--- MATERIAL FOR THIS TASK Enclosed Below ---

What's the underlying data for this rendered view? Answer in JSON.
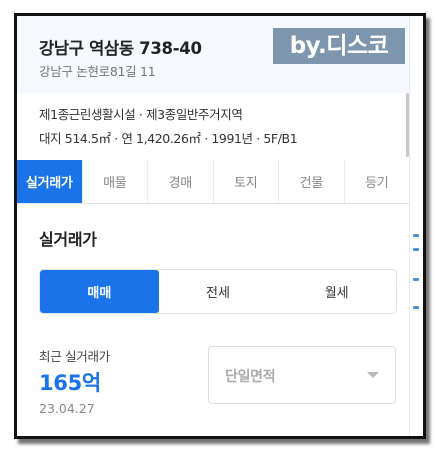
{
  "header": {
    "title": "강남구 역삼동 738-40",
    "subtitle": "강남구 논현로81길 11",
    "watermark": "by.디스코"
  },
  "info": {
    "zoning": "제1종근린생활시설 · 제3종일반주거지역",
    "specs": "대지 514.5㎡ · 연 1,420.26㎡ · 1991년 · 5F/B1"
  },
  "tabs": [
    {
      "label": "실거래가",
      "active": true
    },
    {
      "label": "매물",
      "active": false
    },
    {
      "label": "경매",
      "active": false
    },
    {
      "label": "토지",
      "active": false
    },
    {
      "label": "건물",
      "active": false
    },
    {
      "label": "등기",
      "active": false
    }
  ],
  "section": {
    "title": "실거래가"
  },
  "trade_types": [
    {
      "label": "매매",
      "active": true
    },
    {
      "label": "전세",
      "active": false
    },
    {
      "label": "월세",
      "active": false
    }
  ],
  "recent": {
    "label": "최근 실거래가",
    "price": "165억",
    "date": "23.04.27"
  },
  "unit_select": {
    "value": "단일면적"
  },
  "colors": {
    "accent": "#1a73e8",
    "header_bg": "#f5f8fc",
    "watermark_bg": "#7e96ad"
  }
}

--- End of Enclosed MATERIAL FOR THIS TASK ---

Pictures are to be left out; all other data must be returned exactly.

What's the underlying data for this rendered view? Answer in JSON.
{
  "header": {
    "title": "강남구 역삼동 738-40",
    "subtitle": "강남구 논현로81길 11",
    "watermark": "by.디스코"
  },
  "info": {
    "zoning": "제1종근린생활시설 · 제3종일반주거지역",
    "specs": "대지 514.5㎡ · 연 1,420.26㎡ · 1991년 · 5F/B1"
  },
  "tabs": [
    {
      "label": "실거래가",
      "active": true
    },
    {
      "label": "매물",
      "active": false
    },
    {
      "label": "경매",
      "active": false
    },
    {
      "label": "토지",
      "active": false
    },
    {
      "label": "건물",
      "active": false
    },
    {
      "label": "등기",
      "active": false
    }
  ],
  "section": {
    "title": "실거래가"
  },
  "trade_types": [
    {
      "label": "매매",
      "active": true
    },
    {
      "label": "전세",
      "active": false
    },
    {
      "label": "월세",
      "active": false
    }
  ],
  "recent": {
    "label": "최근 실거래가",
    "price": "165억",
    "date": "23.04.27"
  },
  "unit_select": {
    "value": "단일면적"
  },
  "colors": {
    "accent": "#1a73e8",
    "header_bg": "#f5f8fc",
    "watermark_bg": "#7e96ad"
  }
}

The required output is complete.